* _ASSIGNMENT_
Throughout the entries below, report every line where "data" is found.

(PROVIDED RECORDS)

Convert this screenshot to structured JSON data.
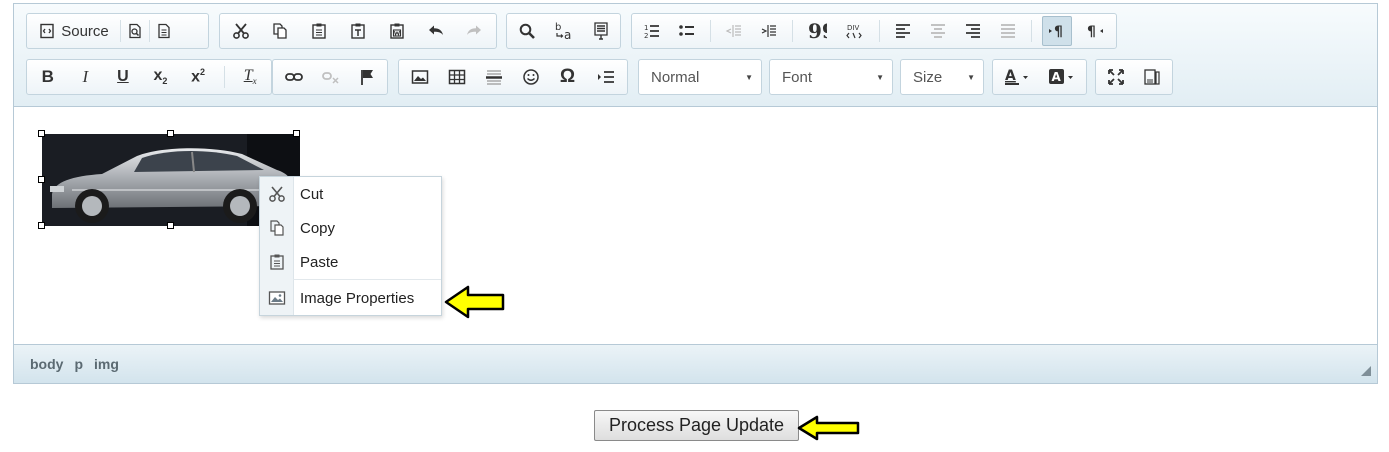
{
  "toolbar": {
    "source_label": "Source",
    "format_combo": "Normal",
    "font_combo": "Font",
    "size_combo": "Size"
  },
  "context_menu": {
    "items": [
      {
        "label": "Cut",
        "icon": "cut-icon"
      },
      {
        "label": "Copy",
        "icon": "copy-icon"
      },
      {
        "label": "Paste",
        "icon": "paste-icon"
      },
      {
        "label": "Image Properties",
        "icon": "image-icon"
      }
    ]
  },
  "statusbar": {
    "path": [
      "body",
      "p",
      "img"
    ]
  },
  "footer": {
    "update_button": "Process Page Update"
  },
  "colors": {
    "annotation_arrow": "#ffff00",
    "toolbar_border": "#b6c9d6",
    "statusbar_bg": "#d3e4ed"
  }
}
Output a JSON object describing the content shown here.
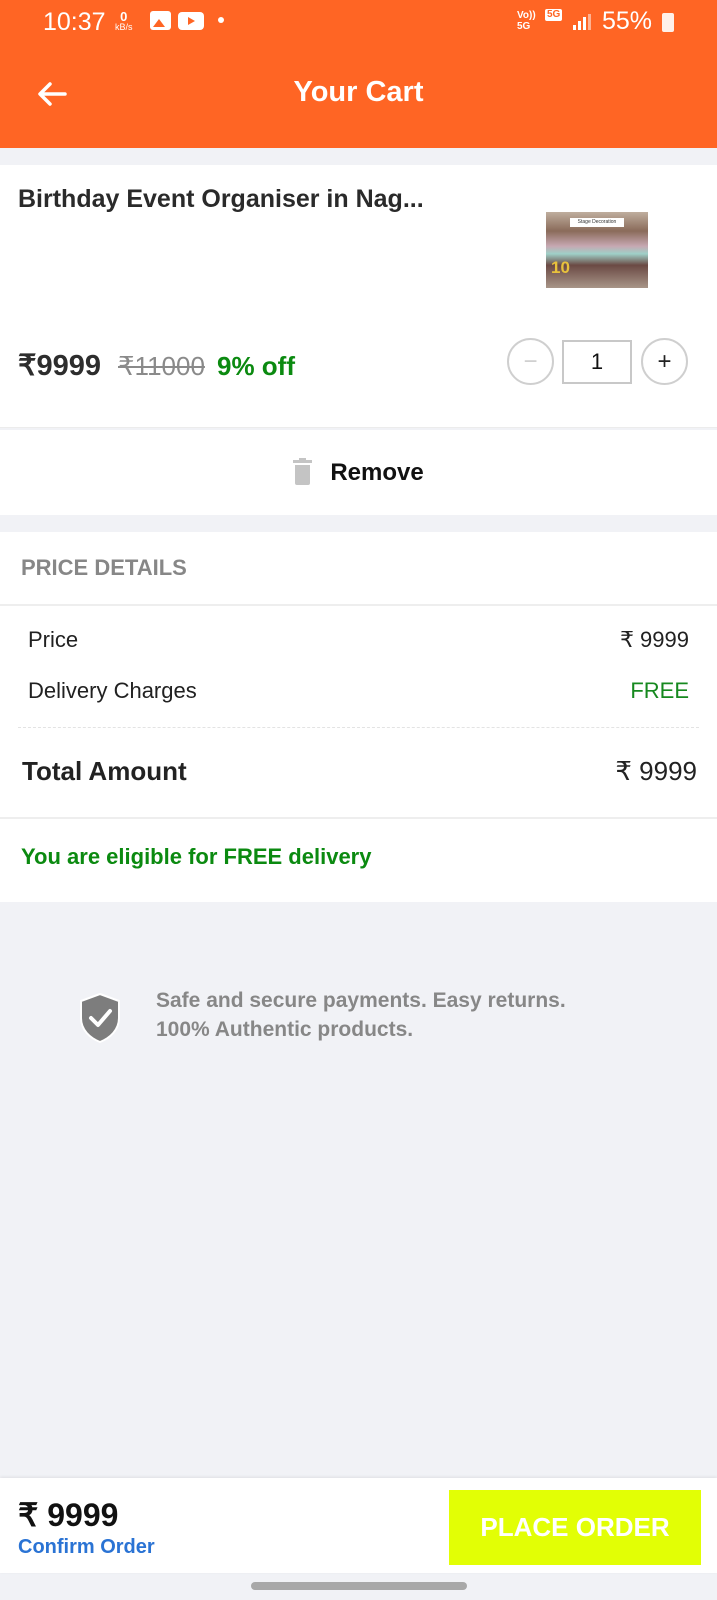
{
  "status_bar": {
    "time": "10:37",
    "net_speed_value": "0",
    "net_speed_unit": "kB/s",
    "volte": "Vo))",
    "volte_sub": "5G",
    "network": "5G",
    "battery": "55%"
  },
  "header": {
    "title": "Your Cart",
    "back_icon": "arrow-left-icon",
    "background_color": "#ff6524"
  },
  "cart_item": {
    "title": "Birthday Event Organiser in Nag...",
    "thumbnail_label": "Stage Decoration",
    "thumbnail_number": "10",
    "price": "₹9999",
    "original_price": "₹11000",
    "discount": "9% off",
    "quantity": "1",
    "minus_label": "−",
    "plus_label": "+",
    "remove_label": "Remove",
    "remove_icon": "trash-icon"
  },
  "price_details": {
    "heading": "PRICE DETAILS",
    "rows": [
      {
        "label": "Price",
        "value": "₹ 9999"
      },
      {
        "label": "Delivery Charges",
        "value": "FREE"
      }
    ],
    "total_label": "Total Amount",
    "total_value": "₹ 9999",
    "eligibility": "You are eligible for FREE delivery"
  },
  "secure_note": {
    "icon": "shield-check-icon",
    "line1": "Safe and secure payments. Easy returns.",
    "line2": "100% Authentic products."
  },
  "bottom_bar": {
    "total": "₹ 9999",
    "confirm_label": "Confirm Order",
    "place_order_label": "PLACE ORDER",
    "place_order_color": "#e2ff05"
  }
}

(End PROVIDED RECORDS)
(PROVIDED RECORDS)

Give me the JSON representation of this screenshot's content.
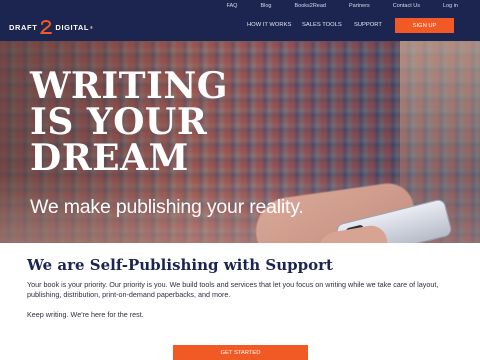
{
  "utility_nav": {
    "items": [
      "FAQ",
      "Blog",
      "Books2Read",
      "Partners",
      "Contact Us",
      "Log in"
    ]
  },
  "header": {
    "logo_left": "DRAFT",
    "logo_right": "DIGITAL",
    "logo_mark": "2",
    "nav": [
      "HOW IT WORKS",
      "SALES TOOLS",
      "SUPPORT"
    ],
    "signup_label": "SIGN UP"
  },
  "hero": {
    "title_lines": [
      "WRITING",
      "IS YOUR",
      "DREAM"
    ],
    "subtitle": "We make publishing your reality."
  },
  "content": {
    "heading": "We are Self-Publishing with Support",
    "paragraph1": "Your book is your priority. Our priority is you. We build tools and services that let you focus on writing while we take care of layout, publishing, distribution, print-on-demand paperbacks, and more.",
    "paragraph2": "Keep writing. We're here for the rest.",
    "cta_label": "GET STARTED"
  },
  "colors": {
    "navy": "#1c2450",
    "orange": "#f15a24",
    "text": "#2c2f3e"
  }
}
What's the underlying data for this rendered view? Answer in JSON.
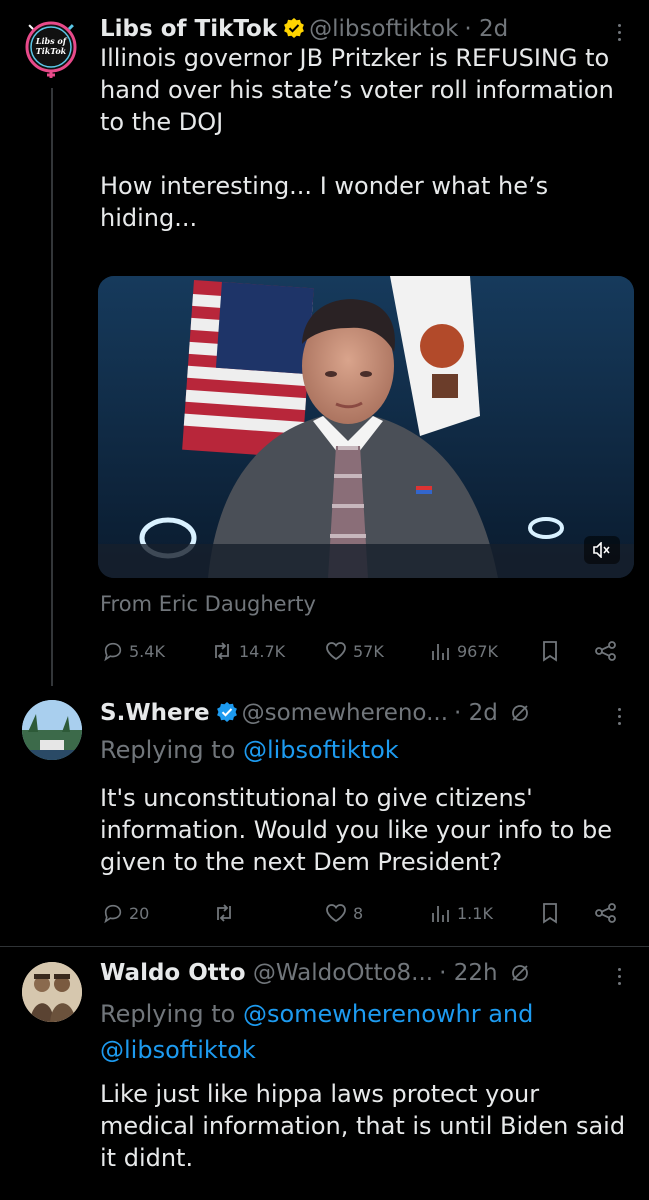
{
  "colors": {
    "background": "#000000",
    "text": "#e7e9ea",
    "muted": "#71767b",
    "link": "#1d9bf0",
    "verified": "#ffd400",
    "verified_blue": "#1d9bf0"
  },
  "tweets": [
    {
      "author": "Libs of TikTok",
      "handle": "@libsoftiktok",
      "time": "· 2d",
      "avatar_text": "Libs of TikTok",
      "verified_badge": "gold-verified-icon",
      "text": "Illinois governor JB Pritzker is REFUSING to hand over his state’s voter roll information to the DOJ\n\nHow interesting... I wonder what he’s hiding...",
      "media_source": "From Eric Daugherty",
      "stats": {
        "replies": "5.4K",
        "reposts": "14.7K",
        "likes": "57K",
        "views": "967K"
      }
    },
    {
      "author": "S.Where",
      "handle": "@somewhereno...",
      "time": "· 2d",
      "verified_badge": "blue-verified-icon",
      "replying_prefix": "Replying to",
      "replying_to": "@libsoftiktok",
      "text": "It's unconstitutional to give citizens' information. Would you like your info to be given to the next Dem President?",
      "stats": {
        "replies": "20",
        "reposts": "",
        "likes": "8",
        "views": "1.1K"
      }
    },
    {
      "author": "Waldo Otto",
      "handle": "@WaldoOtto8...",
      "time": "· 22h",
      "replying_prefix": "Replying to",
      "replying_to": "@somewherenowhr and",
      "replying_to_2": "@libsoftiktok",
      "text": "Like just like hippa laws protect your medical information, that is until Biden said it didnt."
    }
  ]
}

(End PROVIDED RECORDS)

* _ANSWER_
Convert this screenshot to structured JSON data.
What's the underlying data for this rendered view? Answer in JSON.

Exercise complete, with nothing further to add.